DALLAS (CBSDFW.COM) — A Methodist Dallas Medical Center doctor diagnosed a 25-year-old woman suffering from crippling pain with a rare renal condition.

Michelle Griffith was diagnosed with Nutcracker Syndrome, where pressure on the renal vein, which drains the kidneys, is similar to the pressure a nutcracker puts on a walnut.

Michelle Griffith (Credit: Family photo)

Symptoms include blood in the urine and abdominal or flank pain that may be worsened by sitting or walking.

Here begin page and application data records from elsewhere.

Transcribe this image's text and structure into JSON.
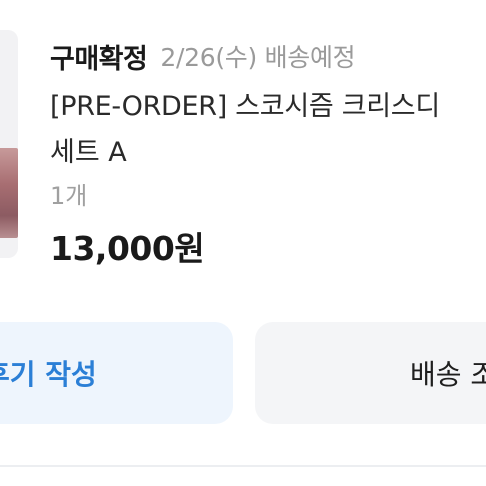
{
  "order": {
    "status": "구매확정",
    "delivery_text": "2/26(수) 배송예정",
    "product_title_line1": "[PRE-ORDER] 스코시즘 크리스디",
    "product_title_line2": "세트 A",
    "quantity": "1개",
    "price": "13,000원"
  },
  "actions": {
    "review_label": "후기 작성",
    "shipping_label": "배송 조회"
  },
  "colors": {
    "accent": "#2b7fd6",
    "review_button_bg": "#eef5fd",
    "shipping_button_bg": "#f4f5f7"
  }
}
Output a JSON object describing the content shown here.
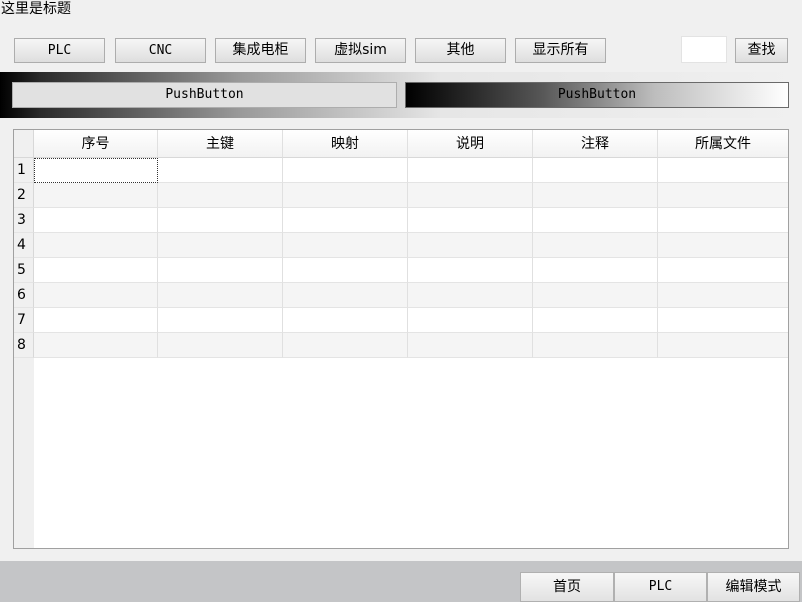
{
  "window": {
    "title": "这里是标题"
  },
  "toolbar": {
    "buttons": [
      {
        "label": "PLC"
      },
      {
        "label": "CNC"
      },
      {
        "label": "集成电柜"
      },
      {
        "label": "虚拟sim"
      },
      {
        "label": "其他"
      },
      {
        "label": "显示所有"
      }
    ],
    "search_value": "",
    "search_label": "查找"
  },
  "push_buttons": [
    {
      "label": "PushButton"
    },
    {
      "label": "PushButton"
    }
  ],
  "table": {
    "columns": [
      "序号",
      "主键",
      "映射",
      "说明",
      "注释",
      "所属文件"
    ],
    "row_numbers": [
      "1",
      "2",
      "3",
      "4",
      "5",
      "6",
      "7",
      "8"
    ]
  },
  "bottom_nav": [
    {
      "label": "首页"
    },
    {
      "label": "PLC"
    },
    {
      "label": "编辑模式"
    }
  ]
}
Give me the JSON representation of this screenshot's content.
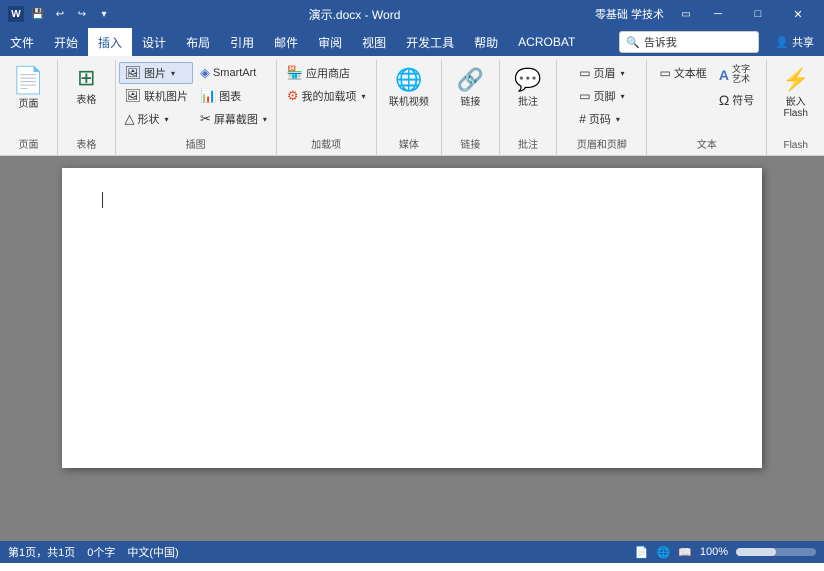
{
  "titlebar": {
    "app_icon": "W",
    "doc_title": "演示.docx - Word",
    "right_info": "零基础 学技术",
    "quick_access": [
      "undo",
      "redo",
      "save",
      "customize"
    ],
    "window_btns": [
      "minimize",
      "restore",
      "close"
    ]
  },
  "menubar": {
    "items": [
      "文件",
      "开始",
      "插入",
      "设计",
      "布局",
      "引用",
      "邮件",
      "审阅",
      "视图",
      "开发工具",
      "帮助",
      "ACROBAT"
    ],
    "active": "插入",
    "tell": "告诉我",
    "share": "共享"
  },
  "ribbon": {
    "groups": [
      {
        "label": "页面",
        "items": [
          {
            "type": "large",
            "icon": "📄",
            "label": "页面"
          }
        ]
      },
      {
        "label": "表格",
        "items": [
          {
            "type": "large",
            "icon": "⊞",
            "label": "表格"
          }
        ]
      },
      {
        "label": "插图",
        "items": [
          {
            "type": "small-highlighted",
            "icon": "🖼",
            "label": "图片"
          },
          {
            "type": "small",
            "icon": "◈",
            "label": "联机图片"
          },
          {
            "type": "small",
            "icon": "△",
            "label": "形状"
          },
          {
            "type": "small",
            "icon": "📊",
            "label": "SmartArt"
          },
          {
            "type": "small",
            "icon": "📈",
            "label": "图表"
          },
          {
            "type": "small",
            "icon": "✂",
            "label": "屏幕截图"
          }
        ]
      },
      {
        "label": "加载项",
        "items": [
          {
            "type": "small",
            "icon": "🏪",
            "label": "应用商店"
          },
          {
            "type": "small",
            "icon": "⚙",
            "label": "我的加载项"
          }
        ]
      },
      {
        "label": "媒体",
        "items": [
          {
            "type": "large",
            "icon": "🎬",
            "label": "联机视频"
          }
        ]
      },
      {
        "label": "链接",
        "items": [
          {
            "type": "large",
            "icon": "🔗",
            "label": "链接"
          }
        ]
      },
      {
        "label": "批注",
        "items": [
          {
            "type": "large",
            "icon": "💬",
            "label": "批注"
          }
        ]
      },
      {
        "label": "页眉和页脚",
        "items": [
          {
            "type": "small",
            "icon": "▭",
            "label": "页眉"
          },
          {
            "type": "small",
            "icon": "▭",
            "label": "页脚"
          },
          {
            "type": "small",
            "icon": "#",
            "label": "页码"
          }
        ]
      },
      {
        "label": "文本",
        "items": [
          {
            "type": "small",
            "icon": "▭",
            "label": "文本框"
          },
          {
            "type": "small",
            "icon": "A",
            "label": "文字"
          },
          {
            "type": "small",
            "icon": "Ω",
            "label": "符号"
          }
        ]
      },
      {
        "label": "Flash",
        "items": [
          {
            "type": "large-red",
            "icon": "⚡",
            "label": "嵌入Flash"
          }
        ]
      }
    ]
  },
  "document": {
    "cursor_visible": true
  },
  "statusbar": {
    "page_info": "第1页，共1页",
    "word_count": "0个字",
    "lang": "中文(中国)",
    "zoom": "100%"
  }
}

Griffith’s symptoms started when she went away to college at Texas A&M. But her abdominal pain grew to be so severe, it started to interfere with her daily tasks and caused her to lose 40 pounds.

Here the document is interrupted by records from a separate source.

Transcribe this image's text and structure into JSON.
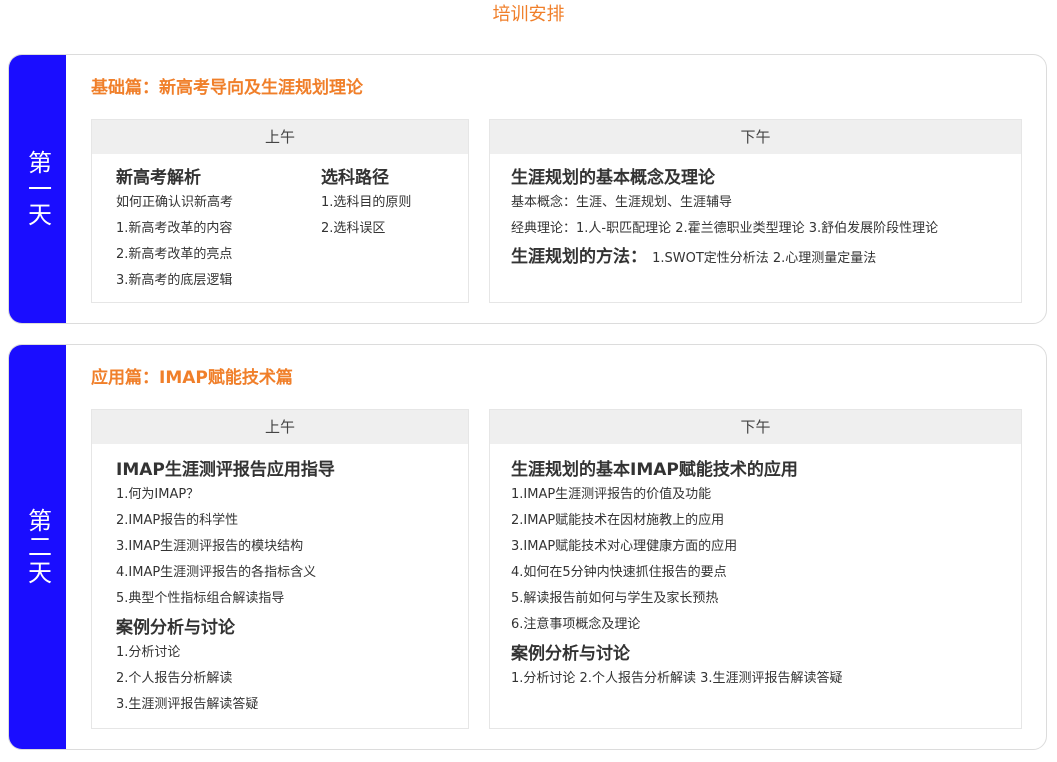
{
  "page_title": "培训安排",
  "colors": {
    "accent_orange": "#f07f2a",
    "day_tab_blue": "#1a0dff",
    "panel_header_bg": "#efefef"
  },
  "days": [
    {
      "label": "第一天",
      "title": "基础篇：新高考导向及生涯规划理论",
      "morning": {
        "header": "上午",
        "col1": {
          "heading": "新高考解析",
          "items": [
            "如何正确认识新高考",
            "1.新高考改革的内容",
            "2.新高考改革的亮点",
            "3.新高考的底层逻辑"
          ]
        },
        "col2": {
          "heading": "选科路径",
          "items": [
            "1.选科目的原则",
            "2.选科误区"
          ]
        }
      },
      "afternoon": {
        "header": "下午",
        "heading": "生涯规划的基本概念及理论",
        "items": [
          "基本概念：生涯、生涯规划、生涯辅导",
          "经典理论：1.人-职匹配理论  2.霍兰德职业类型理论  3.舒伯发展阶段性理论"
        ],
        "method_heading": "生涯规划的方法：",
        "method_text": "1.SWOT定性分析法  2.心理测量定量法"
      }
    },
    {
      "label": "第二天",
      "title": "应用篇：IMAP赋能技术篇",
      "morning": {
        "header": "上午",
        "heading": "IMAP生涯测评报告应用指导",
        "items": [
          "1.何为IMAP？",
          "2.IMAP报告的科学性",
          "3.IMAP生涯测评报告的模块结构",
          "4.IMAP生涯测评报告的各指标含义",
          "5.典型个性指标组合解读指导"
        ],
        "heading2": "案例分析与讨论",
        "items2": [
          "1.分析讨论",
          "2.个人报告分析解读",
          "3.生涯测评报告解读答疑"
        ]
      },
      "afternoon": {
        "header": "下午",
        "heading": "生涯规划的基本IMAP赋能技术的应用",
        "items": [
          "1.IMAP生涯测评报告的价值及功能",
          "2.IMAP赋能技术在因材施教上的应用",
          "3.IMAP赋能技术对心理健康方面的应用",
          "4.如何在5分钟内快速抓住报告的要点",
          "5.解读报告前如何与学生及家长预热",
          "6.注意事项概念及理论"
        ],
        "heading2": "案例分析与讨论",
        "items2_line": "1.分析讨论  2.个人报告分析解读  3.生涯测评报告解读答疑"
      }
    }
  ]
}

“That was probably the hardest, darkest time of this whole experience,” she said. “It basically felt like what I imagine a heart attack would feel like, but in my abdomen, every single day.”

And after visiting dozens of doctors and taking several diagnostic tests, Griffith still had no answer.

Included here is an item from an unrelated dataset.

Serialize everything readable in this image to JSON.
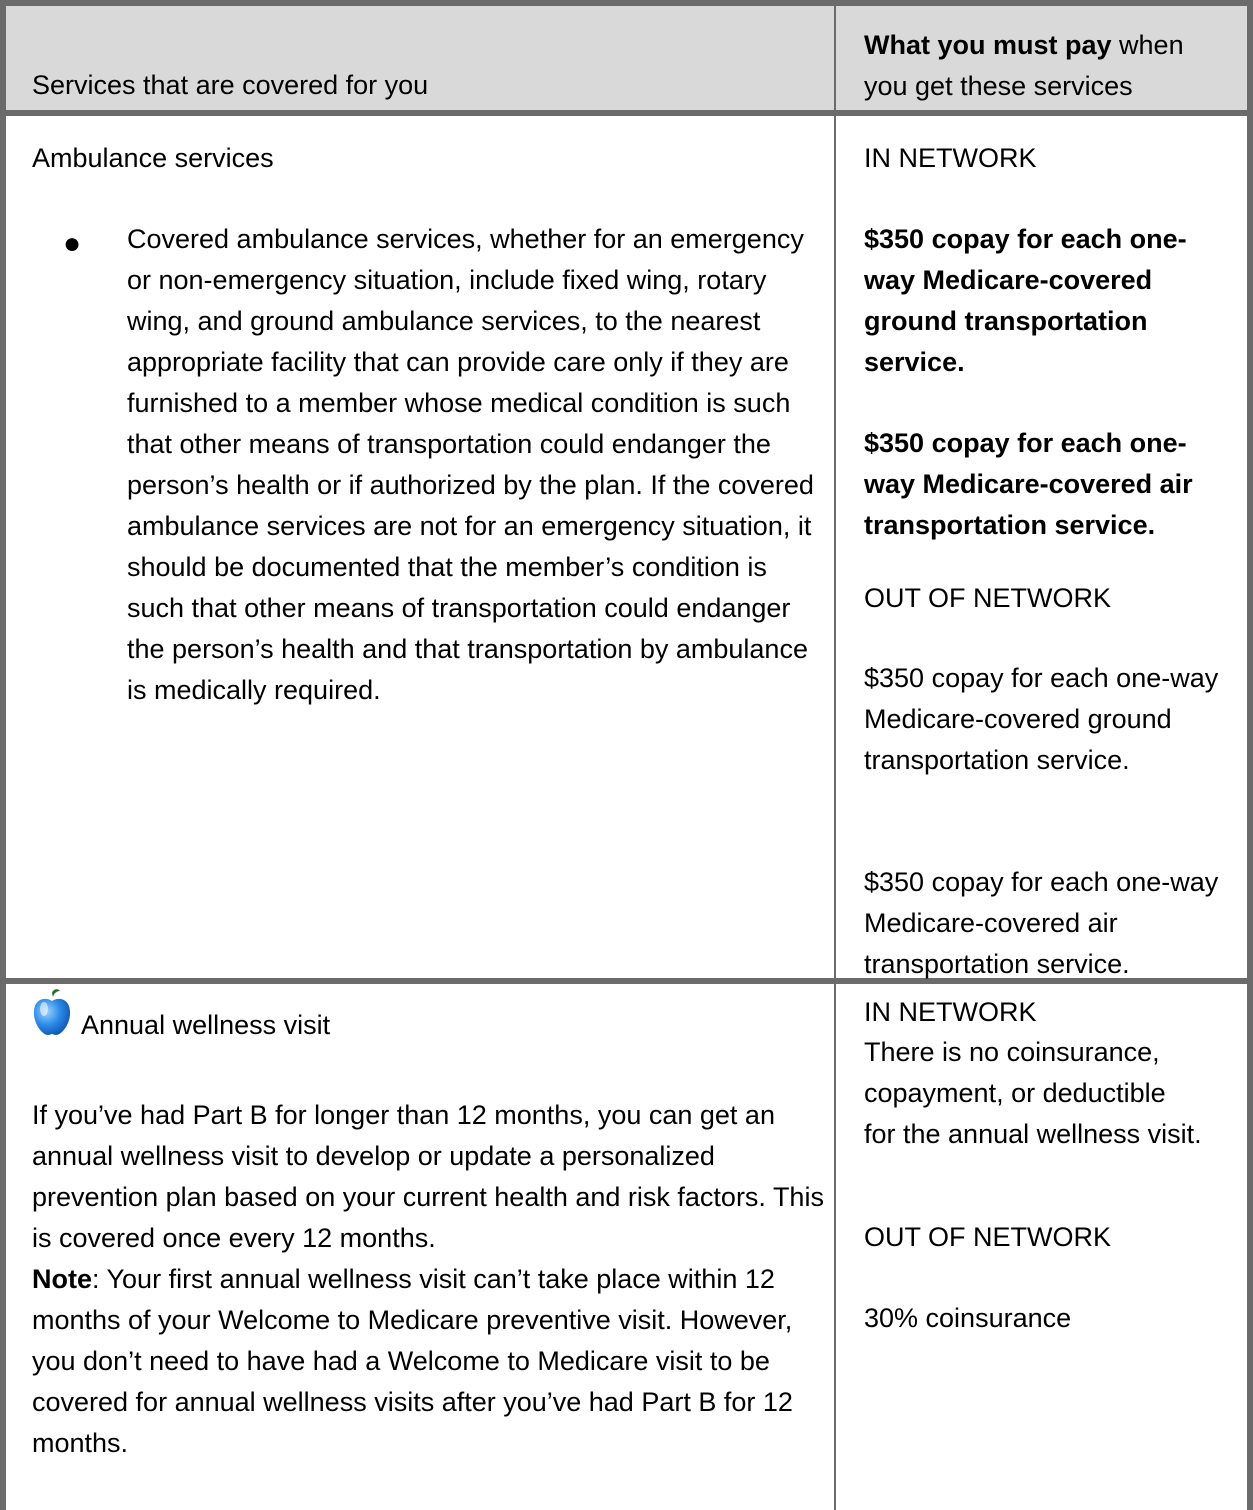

Her mother Selva said doctors, “just kind of threw their hands up in the air and said, ‘You know, maybe she needs to just go on vacation and eat fruit.'”

But that all changed when Griffith was seen by her 50th doctor, Methodist Dallas’s Surgical Director of Kidney and Pancreas Transplants, Richard Dickerman.

Selva said Dickerman recognized and acknowledged Griffith’s Nutcracker Syndrome and officially diagnosed her April 9.

“Physicians have to be aware of it before they make the diagnosis,” Dickerman said. “The pain is caused by the blockage of blood coming out of the kidneys.”

Alleviating the blockage involves “unhooking” the kidney and moving it to the other side of the body.
Surgeons at Methodist Dallas used a robot — da Vinci — to perform the autotransplant with smaller incisions and a faster recovery time. They are the only team in Texas to perform this procedure.
“Because you have smaller incisions you decrease the risk of hernias, complications and infections,” Methodist Dallas’s Director of the Organ Transplant Program, Alejandro Mejia.
Griffith is six weeks out from surgery and now has two kidneys on the same side. She said she is no longer relying on a walker or wheelchair to get around.
“I feel like finally, I’m able to think of the future again,” Griffith said. “There will always be someone who can help, and they deserve to find that person. I found my person.”